▶ _Task directions_: For each line below that contains the word "Builder", make a copy.

▶ _Excerpted data_:

* * *

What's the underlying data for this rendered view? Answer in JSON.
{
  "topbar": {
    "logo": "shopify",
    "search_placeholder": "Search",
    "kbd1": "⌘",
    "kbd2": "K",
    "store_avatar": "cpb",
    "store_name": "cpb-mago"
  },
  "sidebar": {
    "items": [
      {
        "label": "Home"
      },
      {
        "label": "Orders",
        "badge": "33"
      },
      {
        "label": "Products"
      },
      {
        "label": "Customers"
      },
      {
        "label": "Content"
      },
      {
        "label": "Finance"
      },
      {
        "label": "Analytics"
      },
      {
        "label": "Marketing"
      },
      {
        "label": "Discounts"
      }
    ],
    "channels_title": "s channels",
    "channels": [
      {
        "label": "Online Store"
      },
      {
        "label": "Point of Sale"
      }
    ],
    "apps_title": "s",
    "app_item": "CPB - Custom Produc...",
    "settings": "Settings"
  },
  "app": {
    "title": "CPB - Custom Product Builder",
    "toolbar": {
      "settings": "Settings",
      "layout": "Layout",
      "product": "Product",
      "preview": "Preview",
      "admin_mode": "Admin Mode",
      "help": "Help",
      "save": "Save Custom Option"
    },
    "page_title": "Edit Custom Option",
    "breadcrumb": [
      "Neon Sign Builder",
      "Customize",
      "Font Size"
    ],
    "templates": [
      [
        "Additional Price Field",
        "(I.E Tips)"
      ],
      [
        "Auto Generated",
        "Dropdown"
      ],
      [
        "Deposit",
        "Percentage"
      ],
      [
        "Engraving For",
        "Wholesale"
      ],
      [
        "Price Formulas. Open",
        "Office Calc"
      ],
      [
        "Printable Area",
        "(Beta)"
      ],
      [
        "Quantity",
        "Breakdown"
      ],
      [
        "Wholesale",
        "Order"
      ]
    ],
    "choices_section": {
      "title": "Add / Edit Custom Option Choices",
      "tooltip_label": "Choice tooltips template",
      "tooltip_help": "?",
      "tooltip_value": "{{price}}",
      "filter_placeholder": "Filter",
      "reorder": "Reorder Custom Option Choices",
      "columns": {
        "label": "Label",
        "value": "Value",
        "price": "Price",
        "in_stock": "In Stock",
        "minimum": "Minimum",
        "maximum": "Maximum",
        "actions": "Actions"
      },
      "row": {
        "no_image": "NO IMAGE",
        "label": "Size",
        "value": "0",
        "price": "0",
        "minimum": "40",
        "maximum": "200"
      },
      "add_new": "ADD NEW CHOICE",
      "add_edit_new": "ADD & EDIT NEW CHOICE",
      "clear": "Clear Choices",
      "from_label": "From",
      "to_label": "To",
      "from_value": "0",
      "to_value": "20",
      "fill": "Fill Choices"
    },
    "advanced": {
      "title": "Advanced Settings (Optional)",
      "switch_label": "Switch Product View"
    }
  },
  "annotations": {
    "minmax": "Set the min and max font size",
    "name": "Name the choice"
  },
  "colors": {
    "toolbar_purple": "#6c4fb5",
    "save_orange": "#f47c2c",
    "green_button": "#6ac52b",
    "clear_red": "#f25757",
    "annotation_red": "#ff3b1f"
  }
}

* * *

▶ _Task response_:
    "title": "CPB - Custom Product Builder",
      "Neon Sign Builder",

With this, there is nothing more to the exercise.